> _PROBLEM TO SOLVE_
Check each line of the entries below for the word "JSON", then state how many lines have it and nothing more.

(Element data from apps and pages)
|---|

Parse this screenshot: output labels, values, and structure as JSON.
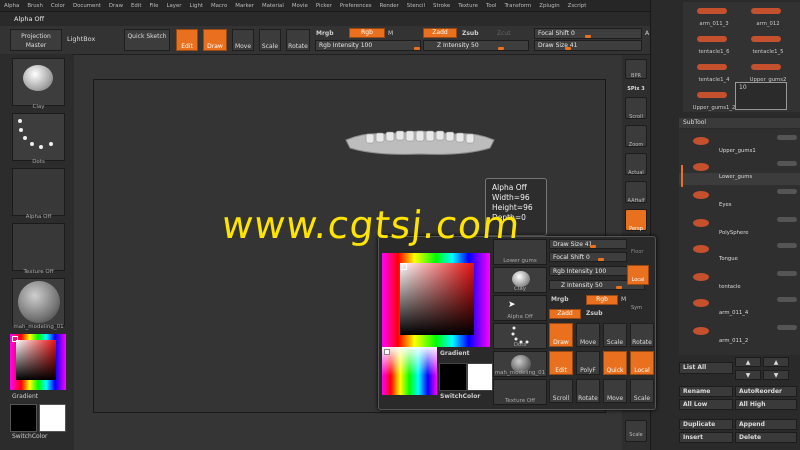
{
  "menu": [
    "Alpha",
    "Brush",
    "Color",
    "Document",
    "Draw",
    "Edit",
    "File",
    "Layer",
    "Light",
    "Macro",
    "Marker",
    "Material",
    "Movie",
    "Picker",
    "Preferences",
    "Render",
    "Stencil",
    "Stroke",
    "Texture",
    "Tool",
    "Transform",
    "Zplugin",
    "Zscript"
  ],
  "title": "Alpha Off",
  "top_shelf": {
    "projection_master": "Projection Master",
    "lightbox": "LightBox",
    "quick_sketch": "Quick Sketch",
    "edit": "Edit",
    "draw": "Draw",
    "move": "Move",
    "scale": "Scale",
    "rotate": "Rotate",
    "mrgb": "Mrgb",
    "rgb": "Rgb",
    "m": "M",
    "rgb_intensity": "Rgb Intensity 100",
    "zadd": "Zadd",
    "zsub": "Zsub",
    "zcut": "Zcut",
    "z_intensity": "Z Intensity 50",
    "focal_shift": "Focal Shift 0",
    "draw_size": "Draw Size 41",
    "a": "A"
  },
  "left_panel": {
    "brush_label": "Clay",
    "stroke_label": "Dots",
    "alpha_label": "Alpha Off",
    "texture_label": "Texture Off",
    "material_label": "mah_modeling_01",
    "gradient": "Gradient",
    "switch_color": "SwitchColor"
  },
  "right_shelf": {
    "bpr": "BPR",
    "spix": "SPix 3",
    "scroll": "Scroll",
    "zoom": "Zoom",
    "actual": "Actual",
    "aahalf": "AAHalf",
    "persp": "Persp",
    "floor": "Floor",
    "local": "Local",
    "scale": "Scale"
  },
  "tooltip": {
    "line1": "Alpha Off",
    "line2": "Width=96",
    "line3": "Height=96",
    "line4": "Depth=0"
  },
  "popup": {
    "lower_gums": "Lower gums",
    "clay": "Clay",
    "alpha_off": "Alpha Off",
    "dots": "Dots",
    "material": "mah_modeling_01",
    "texture_off": "Texture Off",
    "gradient": "Gradient",
    "switch_color": "SwitchColor",
    "draw_size": "Draw Size 41",
    "focal_shift": "Focal Shift 0",
    "rgb_intensity": "Rgb Intensity 100",
    "z_intensity": "Z Intensity 50",
    "mrgb": "Mrgb",
    "rgb": "Rgb",
    "m": "M",
    "zadd": "Zadd",
    "zsub": "Zsub",
    "draw": "Draw",
    "move": "Move",
    "scale": "Scale",
    "rotate": "Rotate",
    "edit": "Edit",
    "polyf": "PolyF",
    "quick": "Quick",
    "local": "Local",
    "scroll": "Scroll",
    "move2": "Move",
    "local_top": "Local",
    "floor": "Floor",
    "sym": "Sym"
  },
  "tool_palette": {
    "items": [
      "arm_011_3",
      "arm_012",
      "tentacle1_6",
      "tentacle1_5",
      "tentacle1_4",
      "Upper_gums2",
      "Upper_gums1_2",
      "Upper_gums1_1"
    ],
    "count": "10"
  },
  "subtool": {
    "header": "SubTool",
    "items": [
      "Upper_gums1",
      "Lower_gums",
      "Eyes",
      "PolySphere",
      "Tongue",
      "tentacle",
      "arm_011_4",
      "arm_011_2"
    ],
    "list_all": "List All",
    "rename": "Rename",
    "auto_reorder": "AutoReorder",
    "all_low": "All Low",
    "all_high": "All High",
    "duplicate": "Duplicate",
    "append": "Append",
    "insert": "Insert",
    "delete": "Delete"
  },
  "watermark": "www.cgtsj.com",
  "colors": {
    "accent": "#e8701f",
    "watermark": "#ffe400"
  }
}
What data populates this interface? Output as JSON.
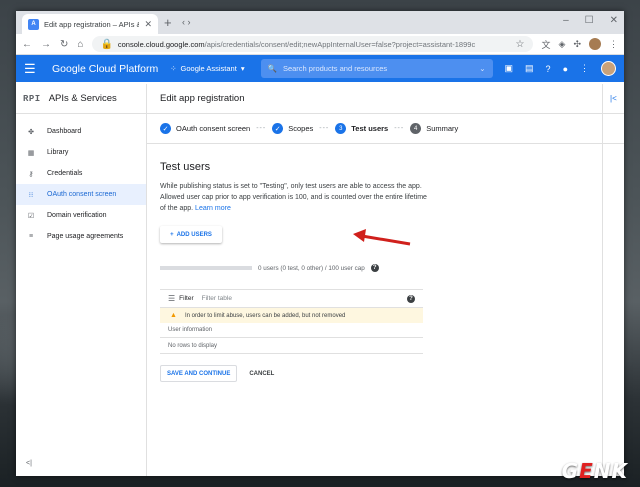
{
  "browser": {
    "tab_title": "Edit app registration – APIs & Se...",
    "url_host": "console.cloud.google.com",
    "url_path": "/apis/credentials/consent/edit;newAppInternalUser=false?project=assistant-1899c"
  },
  "header": {
    "brand": "Google Cloud Platform",
    "project": "Google Assistant",
    "search_placeholder": "Search products and resources"
  },
  "sidebar": {
    "logo": "RPI",
    "title": "APIs & Services",
    "items": [
      {
        "label": "Dashboard",
        "icon": "dashboard-icon"
      },
      {
        "label": "Library",
        "icon": "library-icon"
      },
      {
        "label": "Credentials",
        "icon": "key-icon"
      },
      {
        "label": "OAuth consent screen",
        "icon": "consent-icon",
        "active": true
      },
      {
        "label": "Domain verification",
        "icon": "domain-icon"
      },
      {
        "label": "Page usage agreements",
        "icon": "agreements-icon"
      }
    ],
    "collapse": "<|"
  },
  "main": {
    "title": "Edit app registration",
    "steps": [
      {
        "label": "OAuth consent screen",
        "state": "done"
      },
      {
        "label": "Scopes",
        "state": "done"
      },
      {
        "num": "3",
        "label": "Test users",
        "state": "current"
      },
      {
        "num": "4",
        "label": "Summary",
        "state": "pending"
      }
    ],
    "section_title": "Test users",
    "description": "While publishing status is set to \"Testing\", only test users are able to access the app. Allowed user cap prior to app verification is 100, and is counted over the entire lifetime of the app.",
    "learn_more": "Learn more",
    "add_users_label": "ADD USERS",
    "quota_text": "0 users (0 test, 0 other) / 100 user cap",
    "filter_label": "Filter",
    "filter_placeholder": "Filter table",
    "warning": "In order to limit abuse, users can be added, but not removed",
    "column_header": "User information",
    "empty_text": "No rows to display",
    "save_label": "SAVE AND CONTINUE",
    "cancel_label": "CANCEL"
  },
  "watermark": {
    "prefix": "G",
    "accent": "E",
    "suffix": "NK"
  },
  "colors": {
    "accent": "#1a73e8",
    "header": "#1a73e8",
    "warning_bg": "#fef7e0",
    "arrow": "#d0201c"
  }
}
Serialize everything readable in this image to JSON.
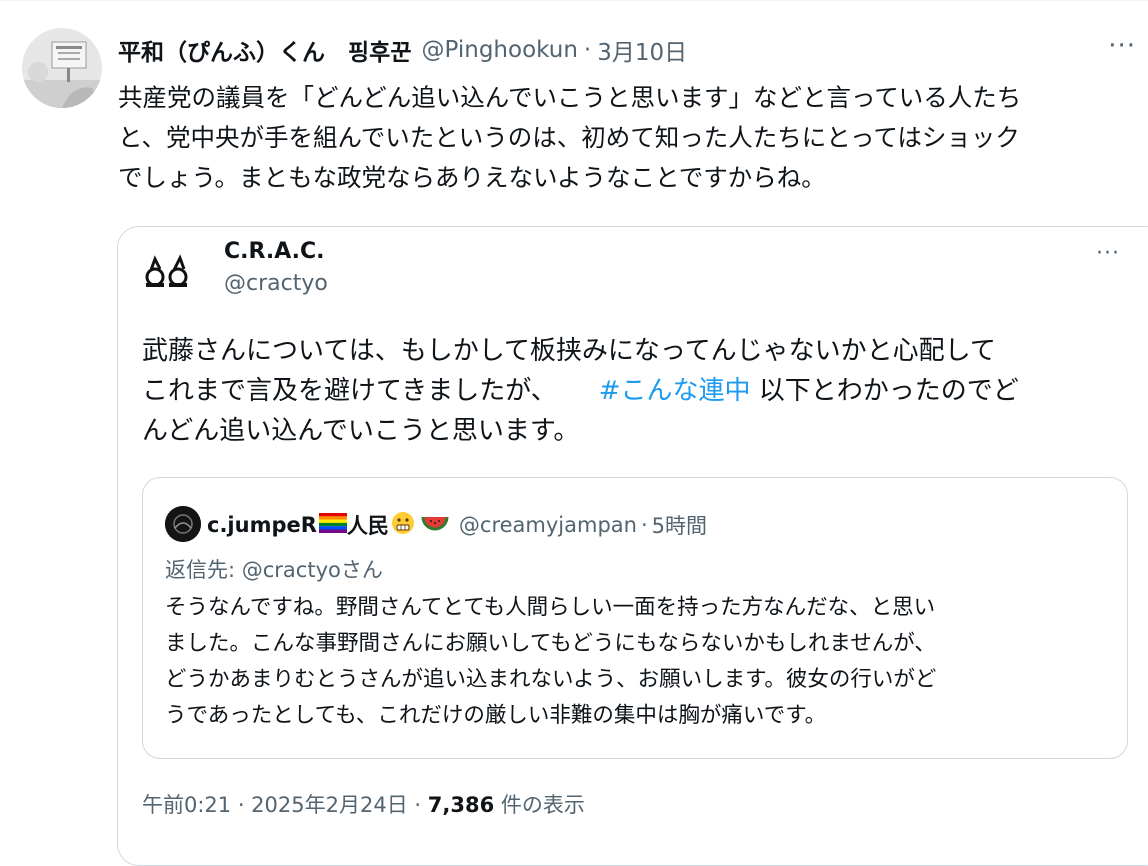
{
  "tweet": {
    "display_name": "平和（ぴんふ）くん　핑후꾼",
    "handle": "@Pinghookun",
    "separator": "·",
    "date": "3月10日",
    "more": "···",
    "text_lines": [
      "共産党の議員を「どんどん追い込んでいこうと思います」などと言っている人たち",
      "と、党中央が手を組んでいたというのは、初めて知った人たちにとってはショック",
      "でしょう。まともな政党ならありえないようなことですからね。"
    ]
  },
  "quoted": {
    "name": "C.R.A.C.",
    "handle": "@cractyo",
    "more": "···",
    "line1": "武藤さんについては、もしかして板挟みになってんじゃないかと心配して",
    "line2_prefix": "これまで言及を避けてきましたが、",
    "hashtag": "#こんな連中",
    "line2_suffix": " 以下とわかったのでど",
    "line3": "んどん追い込んでいこうと思います。",
    "footer_time": "午前0:21 · 2025年2月24日 · ",
    "views_count": "7,386",
    "views_label": " 件の表示",
    "nested": {
      "name": "c.jumpeR",
      "name_suffix": "人民",
      "handle": "@creamyjampan",
      "separator": "·",
      "time": "5時間",
      "reply_to": "返信先: @cractyoさん",
      "text_lines": [
        "そうなんですね。野間さんてとても人間らしい一面を持った方なんだな、と思い",
        "ました。こんな事野間さんにお願いしてもどうにもならないかもしれませんが、",
        "どうかあまりむとうさんが追い込まれないよう、お願いします。彼女の行いがど",
        "うであったとしても、これだけの厳しい非難の集中は胸が痛いです。"
      ]
    }
  },
  "colors": {
    "text": "#0f1419",
    "secondary": "#536471",
    "link": "#1d9bf0",
    "border": "#cfd9de"
  },
  "icons": [
    "more-icon",
    "crac-logo-icon",
    "rainbow-flag-icon",
    "grimace-emoji-icon",
    "watermelon-icon"
  ]
}
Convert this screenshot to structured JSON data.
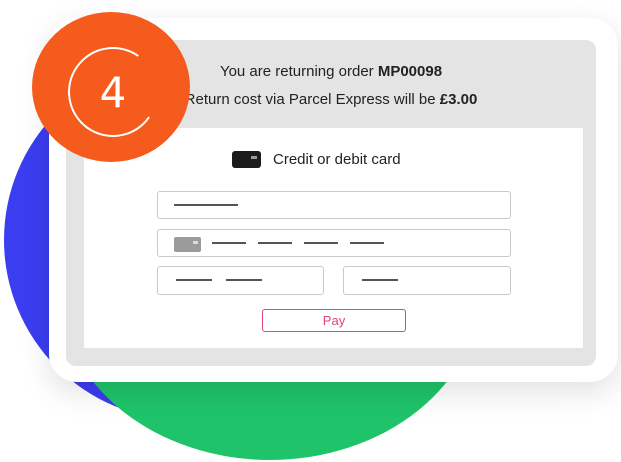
{
  "step": {
    "number": "4"
  },
  "header": {
    "line1_prefix": "You are returning order ",
    "order_id": "MP00098",
    "line2_prefix": "Return cost via Parcel Express will be ",
    "cost": "£3.00"
  },
  "payment": {
    "method_label": "Credit or debit card",
    "method_icon": "credit-card-icon",
    "pay_label": "Pay",
    "accent_color": "#e2457a"
  },
  "colors": {
    "badge": "#f55b1d",
    "blob_blue": "#3a3df0",
    "blob_green": "#1fc46a"
  }
}
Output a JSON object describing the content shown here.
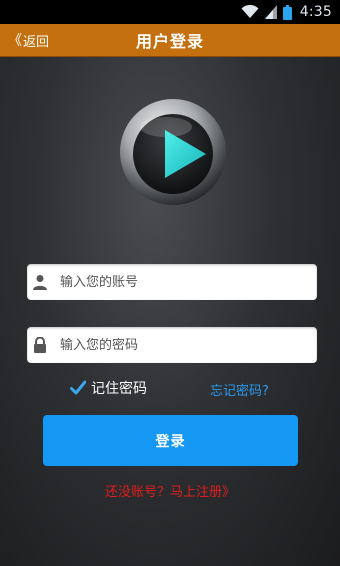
{
  "status_bar": {
    "time": "4:35"
  },
  "header": {
    "back_label": "返回",
    "title": "用户登录"
  },
  "form": {
    "username_placeholder": "输入您的账号",
    "password_placeholder": "输入您的密码",
    "remember_label": "记住密码",
    "remember_checked": true,
    "forgot_label": "忘记密码?",
    "login_label": "登录",
    "register_label": "还没账号？马上注册》"
  },
  "colors": {
    "title_bar": "#c4700e",
    "accent_blue": "#1597f4",
    "link_blue": "#2c9bf0",
    "register_red": "#e21d1d",
    "logo_play": "#2ed3d0"
  },
  "icons": [
    "wifi-icon",
    "signal-icon",
    "battery-icon",
    "back-chevron-icon",
    "play-logo-icon",
    "user-icon",
    "lock-icon",
    "checkmark-icon"
  ]
}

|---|

> _SOLVED PROBLEM_
5